WHAT TO WORK ON -> Copy every record below, exactly as written.

─── SUPPLIED ENTRIES ───

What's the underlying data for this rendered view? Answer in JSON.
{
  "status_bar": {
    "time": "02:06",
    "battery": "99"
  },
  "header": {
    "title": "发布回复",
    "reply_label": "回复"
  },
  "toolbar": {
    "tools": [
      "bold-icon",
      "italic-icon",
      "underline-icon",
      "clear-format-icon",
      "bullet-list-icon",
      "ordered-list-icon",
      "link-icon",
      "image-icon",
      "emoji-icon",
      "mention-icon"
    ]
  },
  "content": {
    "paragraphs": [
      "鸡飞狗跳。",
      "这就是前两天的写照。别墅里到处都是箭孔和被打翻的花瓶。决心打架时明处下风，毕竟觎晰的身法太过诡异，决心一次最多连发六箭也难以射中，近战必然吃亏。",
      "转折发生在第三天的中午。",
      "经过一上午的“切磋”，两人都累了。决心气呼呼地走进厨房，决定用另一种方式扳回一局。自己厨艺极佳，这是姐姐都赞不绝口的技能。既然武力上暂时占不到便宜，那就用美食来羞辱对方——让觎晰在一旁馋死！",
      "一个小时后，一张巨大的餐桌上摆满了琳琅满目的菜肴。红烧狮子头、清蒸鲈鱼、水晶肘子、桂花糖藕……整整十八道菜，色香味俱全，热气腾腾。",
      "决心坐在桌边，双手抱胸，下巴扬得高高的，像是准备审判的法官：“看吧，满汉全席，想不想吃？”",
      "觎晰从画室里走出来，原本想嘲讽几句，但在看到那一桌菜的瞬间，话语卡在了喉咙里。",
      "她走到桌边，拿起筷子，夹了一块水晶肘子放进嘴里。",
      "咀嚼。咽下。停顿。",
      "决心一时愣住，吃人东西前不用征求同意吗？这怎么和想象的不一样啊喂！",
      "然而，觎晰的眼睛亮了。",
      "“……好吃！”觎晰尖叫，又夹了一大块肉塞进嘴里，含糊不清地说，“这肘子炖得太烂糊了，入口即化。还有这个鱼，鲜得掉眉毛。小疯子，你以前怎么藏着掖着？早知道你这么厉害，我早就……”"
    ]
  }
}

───

RESULT FOR THIS EXERCISE ->
What's the underlying data for this rendered view? Answer in JSON.
{
  "status_bar": {
    "time": "02:06",
    "battery": "99"
  },
  "header": {
    "title": "发布回复",
    "reply_label": "回复"
  },
  "toolbar": {
    "tools": [
      "bold-icon",
      "italic-icon",
      "underline-icon",
      "clear-format-icon",
      "bullet-list-icon",
      "ordered-list-icon",
      "link-icon",
      "image-icon",
      "emoji-icon",
      "mention-icon"
    ]
  },
  "content": {
    "paragraphs": [
      "鸡飞狗跳。",
      "这就是前两天的写照。别墅里到处都是箭孔和被打翻的花瓶。决心打架时明处下风，毕竟觎晰的身法太过诡异，决心一次最多连发六箭也难以射中，近战必然吃亏。",
      "转折发生在第三天的中午。",
      "经过一上午的“切磋”，两人都累了。决心气呼呼地走进厨房，决定用另一种方式扳回一局。自己厨艺极佳，这是姐姐都赞不绝口的技能。既然武力上暂时占不到便宜，那就用美食来羞辱对方——让觎晰在一旁馋死！",
      "一个小时后，一张巨大的餐桌上摆满了琳琅满目的菜肴。红烧狮子头、清蒸鲈鱼、水晶肘子、桂花糖藕……整整十八道菜，色香味俱全，热气腾腾。",
      "决心坐在桌边，双手抱胸，下巴扬得高高的，像是准备审判的法官：“看吧，满汉全席，想不想吃？”",
      "觎晰从画室里走出来，原本想嘲讽几句，但在看到那一桌菜的瞬间，话语卡在了喉咙里。",
      "她走到桌边，拿起筷子，夹了一块水晶肘子放进嘴里。",
      "咀嚼。咽下。停顿。",
      "决心一时愣住，吃人东西前不用征求同意吗？这怎么和想象的不一样啊喂！",
      "然而，觎晰的眼睛亮了。",
      "“……好吃！”觎晰尖叫，又夹了一大块肉塞进嘴里，含糊不清地说，“这肘子炖得太烂糊了，入口即化。还有这个鱼，鲜得掉眉毛。小疯子，你以前怎么藏着掖着？早知道你这么厉害，我早就……”"
    ]
  }
}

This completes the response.